[[ Data excerpts, beginning ]]

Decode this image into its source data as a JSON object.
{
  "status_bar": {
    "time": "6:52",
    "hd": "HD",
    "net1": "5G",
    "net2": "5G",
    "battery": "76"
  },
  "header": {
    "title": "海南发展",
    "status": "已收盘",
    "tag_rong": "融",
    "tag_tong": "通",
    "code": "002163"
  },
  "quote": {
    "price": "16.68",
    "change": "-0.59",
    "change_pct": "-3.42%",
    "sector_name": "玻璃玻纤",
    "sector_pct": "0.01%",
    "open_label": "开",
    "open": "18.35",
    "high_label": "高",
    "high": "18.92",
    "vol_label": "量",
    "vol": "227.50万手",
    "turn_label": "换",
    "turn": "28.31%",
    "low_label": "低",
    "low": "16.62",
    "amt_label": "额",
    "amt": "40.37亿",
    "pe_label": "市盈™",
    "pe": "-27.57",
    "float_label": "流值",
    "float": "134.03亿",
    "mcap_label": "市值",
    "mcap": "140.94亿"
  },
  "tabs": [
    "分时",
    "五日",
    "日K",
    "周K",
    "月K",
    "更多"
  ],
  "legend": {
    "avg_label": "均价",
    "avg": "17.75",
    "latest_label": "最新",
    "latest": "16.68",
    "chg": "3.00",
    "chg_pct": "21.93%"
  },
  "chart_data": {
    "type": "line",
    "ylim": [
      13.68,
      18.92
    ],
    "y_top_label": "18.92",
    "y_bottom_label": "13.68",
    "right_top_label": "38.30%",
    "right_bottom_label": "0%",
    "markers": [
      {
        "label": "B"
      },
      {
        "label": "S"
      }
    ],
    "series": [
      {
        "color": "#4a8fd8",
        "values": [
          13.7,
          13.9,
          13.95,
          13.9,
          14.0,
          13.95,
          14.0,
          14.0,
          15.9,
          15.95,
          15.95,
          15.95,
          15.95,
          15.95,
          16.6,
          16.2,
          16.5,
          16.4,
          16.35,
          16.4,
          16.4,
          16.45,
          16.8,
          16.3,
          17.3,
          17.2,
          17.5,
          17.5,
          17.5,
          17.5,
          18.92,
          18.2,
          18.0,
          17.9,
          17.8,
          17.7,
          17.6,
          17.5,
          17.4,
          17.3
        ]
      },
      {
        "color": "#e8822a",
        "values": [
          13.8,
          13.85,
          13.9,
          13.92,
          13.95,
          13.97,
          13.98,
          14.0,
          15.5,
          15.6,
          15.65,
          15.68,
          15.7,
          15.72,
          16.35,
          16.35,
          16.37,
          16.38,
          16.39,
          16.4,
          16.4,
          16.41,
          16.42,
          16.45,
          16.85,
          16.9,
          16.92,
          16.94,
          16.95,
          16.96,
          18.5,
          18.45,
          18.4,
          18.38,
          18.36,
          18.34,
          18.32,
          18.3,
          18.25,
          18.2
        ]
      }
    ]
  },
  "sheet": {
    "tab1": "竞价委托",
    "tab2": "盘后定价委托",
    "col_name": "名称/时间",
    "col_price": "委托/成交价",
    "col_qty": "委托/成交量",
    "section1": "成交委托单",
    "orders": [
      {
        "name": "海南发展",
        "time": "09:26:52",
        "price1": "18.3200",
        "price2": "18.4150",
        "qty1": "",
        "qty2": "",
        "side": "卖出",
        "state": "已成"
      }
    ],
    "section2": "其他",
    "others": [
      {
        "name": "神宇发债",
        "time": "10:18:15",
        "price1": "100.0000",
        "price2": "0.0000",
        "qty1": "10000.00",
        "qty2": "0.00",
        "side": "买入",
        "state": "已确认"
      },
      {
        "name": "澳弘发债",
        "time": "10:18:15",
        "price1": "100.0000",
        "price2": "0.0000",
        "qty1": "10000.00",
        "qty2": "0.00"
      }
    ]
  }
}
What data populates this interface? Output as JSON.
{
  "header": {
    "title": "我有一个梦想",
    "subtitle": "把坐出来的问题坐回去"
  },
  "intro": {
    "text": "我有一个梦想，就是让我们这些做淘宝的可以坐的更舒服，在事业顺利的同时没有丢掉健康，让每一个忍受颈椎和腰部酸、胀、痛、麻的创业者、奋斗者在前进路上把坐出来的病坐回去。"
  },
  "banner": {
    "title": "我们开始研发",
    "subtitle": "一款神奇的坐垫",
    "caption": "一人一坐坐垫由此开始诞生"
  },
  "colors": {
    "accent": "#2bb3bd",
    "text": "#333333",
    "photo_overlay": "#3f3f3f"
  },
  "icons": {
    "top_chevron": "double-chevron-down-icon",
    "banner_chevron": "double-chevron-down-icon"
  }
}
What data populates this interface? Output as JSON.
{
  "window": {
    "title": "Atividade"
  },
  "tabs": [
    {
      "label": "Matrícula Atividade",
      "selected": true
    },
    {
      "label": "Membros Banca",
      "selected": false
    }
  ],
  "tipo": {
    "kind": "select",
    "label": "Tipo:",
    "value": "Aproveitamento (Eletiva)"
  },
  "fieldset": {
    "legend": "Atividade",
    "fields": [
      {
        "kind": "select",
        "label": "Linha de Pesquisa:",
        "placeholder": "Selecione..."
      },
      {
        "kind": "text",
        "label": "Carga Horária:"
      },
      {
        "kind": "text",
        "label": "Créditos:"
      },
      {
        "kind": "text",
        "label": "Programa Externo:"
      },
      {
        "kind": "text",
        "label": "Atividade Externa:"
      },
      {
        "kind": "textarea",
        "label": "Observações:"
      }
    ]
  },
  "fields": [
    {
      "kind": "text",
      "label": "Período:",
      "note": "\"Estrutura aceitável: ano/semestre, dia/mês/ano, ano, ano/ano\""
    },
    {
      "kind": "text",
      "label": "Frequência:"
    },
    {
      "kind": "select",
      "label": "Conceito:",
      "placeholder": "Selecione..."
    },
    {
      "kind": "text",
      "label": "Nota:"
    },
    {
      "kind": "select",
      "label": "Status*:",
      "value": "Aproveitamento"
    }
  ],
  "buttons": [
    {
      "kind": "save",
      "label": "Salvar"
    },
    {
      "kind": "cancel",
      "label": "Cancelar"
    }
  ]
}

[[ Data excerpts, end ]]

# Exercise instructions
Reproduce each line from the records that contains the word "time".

# Task response
    "time": "6:52",
        "time": "09:26:52",
        "time": "10:18:15",
        "time": "10:18:15",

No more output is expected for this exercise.